    The study
    Dividend Omission as a Buying Signal by Conrad Taff
    The Analysts Journal Vol. 10, No. 1 (FEBRUARY 1954), pp. 67-70
    shows that the main idea was correct ~ 60 years ago. As far as I know you or your library should be a subscriber to access the paper /http://cfa.is/X9Urd1 but probably CFA Institute can send out a free copy.

     

    I do not like gambling also. Moreover, I do not like to be in a crowd and I think that recent popularity of dividend investing will cause strong crowd effect at any dividend cut.
    SDS
    16 Jan 2013, 08:33 PM Reply Like
  • mostserene1
    , contributor
    Comments (3330) | Send Message
     
    I agree with your thesis. I kept some companies that cut their dividends, and did very well by that. Having hard and fast rules is one reason I don't count myself as a DGI investor. I buy dividend stocks that meet my criteria, and rarely sell them. When I sell, it is based on my own analysis.
    17 May 2013, 11:44 AM Reply Like
  • SDS (Seductive Dividend Sto...
    , contributor
    Comments (3049) | Send Message
     
    Author’s reply » Hopefully DGI is not a cult and there are not strong rules to be qualified as DGi. I combine HY+DG styles and buy/sell ONLY after my own analysis. Let me quote “When a stock doesn’t pay dividends, there really isn’t a whole lot of difference between a share of stock and a baseball card.” - Mark Cuban (the owner of the National Basketball Association's Dallas Mavericks).
    SDS
    17 May 2013, 01:34 PM Reply Like
Full index of posts »
Latest Followers

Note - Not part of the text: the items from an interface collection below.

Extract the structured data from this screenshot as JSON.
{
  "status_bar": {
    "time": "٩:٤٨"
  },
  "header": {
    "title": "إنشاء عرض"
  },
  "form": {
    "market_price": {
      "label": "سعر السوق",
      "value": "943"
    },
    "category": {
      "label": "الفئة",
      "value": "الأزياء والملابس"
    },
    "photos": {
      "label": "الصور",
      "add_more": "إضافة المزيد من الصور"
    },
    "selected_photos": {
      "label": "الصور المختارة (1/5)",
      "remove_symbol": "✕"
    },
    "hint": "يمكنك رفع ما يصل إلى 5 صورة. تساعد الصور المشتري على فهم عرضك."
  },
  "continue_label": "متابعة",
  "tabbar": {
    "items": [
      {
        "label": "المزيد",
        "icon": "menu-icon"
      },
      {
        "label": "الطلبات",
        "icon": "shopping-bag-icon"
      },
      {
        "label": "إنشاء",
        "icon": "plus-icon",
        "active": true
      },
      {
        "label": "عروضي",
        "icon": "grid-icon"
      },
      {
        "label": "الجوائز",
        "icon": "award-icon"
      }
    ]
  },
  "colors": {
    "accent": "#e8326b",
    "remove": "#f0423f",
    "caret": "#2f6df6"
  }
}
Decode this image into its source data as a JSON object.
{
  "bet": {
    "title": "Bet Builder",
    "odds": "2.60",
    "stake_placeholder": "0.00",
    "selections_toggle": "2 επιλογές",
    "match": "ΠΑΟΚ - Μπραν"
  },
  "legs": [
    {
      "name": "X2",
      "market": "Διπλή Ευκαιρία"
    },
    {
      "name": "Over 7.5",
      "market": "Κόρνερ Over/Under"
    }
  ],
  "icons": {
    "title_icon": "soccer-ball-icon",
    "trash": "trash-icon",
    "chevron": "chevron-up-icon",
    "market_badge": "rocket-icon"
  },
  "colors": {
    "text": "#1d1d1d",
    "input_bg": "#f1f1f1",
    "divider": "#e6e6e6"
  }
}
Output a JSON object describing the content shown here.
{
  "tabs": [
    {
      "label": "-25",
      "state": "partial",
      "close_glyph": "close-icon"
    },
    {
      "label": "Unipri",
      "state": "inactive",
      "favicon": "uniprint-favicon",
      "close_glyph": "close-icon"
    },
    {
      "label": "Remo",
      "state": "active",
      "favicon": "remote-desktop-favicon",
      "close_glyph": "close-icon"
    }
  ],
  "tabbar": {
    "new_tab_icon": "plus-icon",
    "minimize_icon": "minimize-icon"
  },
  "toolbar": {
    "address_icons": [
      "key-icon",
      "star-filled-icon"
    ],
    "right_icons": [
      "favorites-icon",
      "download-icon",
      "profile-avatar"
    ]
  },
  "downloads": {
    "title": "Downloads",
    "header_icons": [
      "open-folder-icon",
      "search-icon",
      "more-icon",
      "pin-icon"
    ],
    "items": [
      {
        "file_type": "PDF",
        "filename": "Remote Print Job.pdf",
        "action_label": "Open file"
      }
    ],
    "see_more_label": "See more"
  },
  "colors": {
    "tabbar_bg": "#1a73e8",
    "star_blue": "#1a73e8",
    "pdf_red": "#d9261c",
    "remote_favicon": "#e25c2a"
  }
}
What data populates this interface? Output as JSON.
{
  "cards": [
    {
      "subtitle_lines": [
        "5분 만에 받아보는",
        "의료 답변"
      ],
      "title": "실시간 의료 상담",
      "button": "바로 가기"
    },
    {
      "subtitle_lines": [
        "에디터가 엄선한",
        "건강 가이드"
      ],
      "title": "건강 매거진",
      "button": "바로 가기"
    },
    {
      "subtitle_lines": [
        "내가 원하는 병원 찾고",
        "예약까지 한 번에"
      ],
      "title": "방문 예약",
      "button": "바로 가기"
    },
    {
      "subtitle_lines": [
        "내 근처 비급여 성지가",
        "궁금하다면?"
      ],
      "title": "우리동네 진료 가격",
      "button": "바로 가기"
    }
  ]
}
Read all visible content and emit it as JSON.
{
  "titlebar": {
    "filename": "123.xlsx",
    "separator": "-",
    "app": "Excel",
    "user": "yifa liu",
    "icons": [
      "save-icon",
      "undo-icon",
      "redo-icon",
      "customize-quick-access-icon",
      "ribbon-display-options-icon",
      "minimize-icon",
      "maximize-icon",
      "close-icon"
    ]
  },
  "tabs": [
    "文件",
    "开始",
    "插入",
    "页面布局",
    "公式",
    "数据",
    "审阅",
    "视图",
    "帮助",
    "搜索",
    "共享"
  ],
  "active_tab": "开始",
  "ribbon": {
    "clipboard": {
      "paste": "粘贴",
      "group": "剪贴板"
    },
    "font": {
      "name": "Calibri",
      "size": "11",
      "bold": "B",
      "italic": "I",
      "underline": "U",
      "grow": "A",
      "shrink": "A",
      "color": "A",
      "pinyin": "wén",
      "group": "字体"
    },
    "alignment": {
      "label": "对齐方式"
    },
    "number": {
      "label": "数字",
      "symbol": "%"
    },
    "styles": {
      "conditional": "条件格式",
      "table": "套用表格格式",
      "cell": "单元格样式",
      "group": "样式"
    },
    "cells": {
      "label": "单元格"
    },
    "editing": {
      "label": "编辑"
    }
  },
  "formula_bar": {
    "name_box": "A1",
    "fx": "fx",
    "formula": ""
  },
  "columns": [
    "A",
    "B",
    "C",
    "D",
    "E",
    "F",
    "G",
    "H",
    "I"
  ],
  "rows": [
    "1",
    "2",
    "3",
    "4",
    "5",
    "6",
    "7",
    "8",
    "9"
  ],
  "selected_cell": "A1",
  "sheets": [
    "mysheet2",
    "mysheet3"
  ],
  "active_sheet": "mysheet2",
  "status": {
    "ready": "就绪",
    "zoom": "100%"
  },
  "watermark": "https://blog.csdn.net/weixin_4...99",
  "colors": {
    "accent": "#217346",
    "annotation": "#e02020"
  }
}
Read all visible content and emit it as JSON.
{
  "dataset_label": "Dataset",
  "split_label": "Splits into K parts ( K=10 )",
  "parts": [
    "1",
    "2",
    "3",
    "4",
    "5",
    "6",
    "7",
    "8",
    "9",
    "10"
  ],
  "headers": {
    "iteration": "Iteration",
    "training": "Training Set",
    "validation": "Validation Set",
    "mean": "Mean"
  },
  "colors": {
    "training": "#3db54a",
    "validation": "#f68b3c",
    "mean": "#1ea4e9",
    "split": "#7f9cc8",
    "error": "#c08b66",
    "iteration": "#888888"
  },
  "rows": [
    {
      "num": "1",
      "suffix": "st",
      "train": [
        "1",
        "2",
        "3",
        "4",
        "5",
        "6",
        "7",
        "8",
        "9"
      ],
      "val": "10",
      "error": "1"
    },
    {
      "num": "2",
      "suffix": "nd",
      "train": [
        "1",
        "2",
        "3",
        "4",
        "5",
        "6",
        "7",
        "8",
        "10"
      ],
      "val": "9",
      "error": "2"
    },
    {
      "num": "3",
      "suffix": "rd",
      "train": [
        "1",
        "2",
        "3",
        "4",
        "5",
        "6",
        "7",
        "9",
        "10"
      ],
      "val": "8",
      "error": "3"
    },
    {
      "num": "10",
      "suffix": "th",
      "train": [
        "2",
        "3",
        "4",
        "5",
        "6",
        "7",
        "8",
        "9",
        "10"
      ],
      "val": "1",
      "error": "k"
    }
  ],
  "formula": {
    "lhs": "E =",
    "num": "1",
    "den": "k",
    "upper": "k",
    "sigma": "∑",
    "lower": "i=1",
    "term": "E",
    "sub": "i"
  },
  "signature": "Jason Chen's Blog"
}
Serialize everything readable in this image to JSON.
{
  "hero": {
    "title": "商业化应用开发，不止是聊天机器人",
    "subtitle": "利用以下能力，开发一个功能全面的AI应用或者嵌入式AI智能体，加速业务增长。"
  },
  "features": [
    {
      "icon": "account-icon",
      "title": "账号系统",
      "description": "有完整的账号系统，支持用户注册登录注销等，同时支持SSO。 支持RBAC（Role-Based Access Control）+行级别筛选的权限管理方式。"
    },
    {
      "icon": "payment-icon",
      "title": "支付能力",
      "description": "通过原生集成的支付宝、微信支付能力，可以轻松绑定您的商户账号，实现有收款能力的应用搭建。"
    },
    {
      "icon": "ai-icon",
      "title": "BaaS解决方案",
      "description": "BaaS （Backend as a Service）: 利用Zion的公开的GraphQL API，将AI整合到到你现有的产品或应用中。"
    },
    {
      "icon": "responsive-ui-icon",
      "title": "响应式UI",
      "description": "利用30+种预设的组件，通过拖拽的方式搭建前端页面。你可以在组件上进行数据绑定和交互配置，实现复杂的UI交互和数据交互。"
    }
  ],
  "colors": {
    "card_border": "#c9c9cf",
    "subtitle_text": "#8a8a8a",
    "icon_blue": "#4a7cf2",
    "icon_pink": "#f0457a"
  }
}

StockTalks

More »

Latest Comments


Posts by Themes
Instablogs are Seeking Alpha's free blogging platform customized for finance, with instant set up and exposure to millions of readers interested in the financial markets. Publish your own instablog in minutes.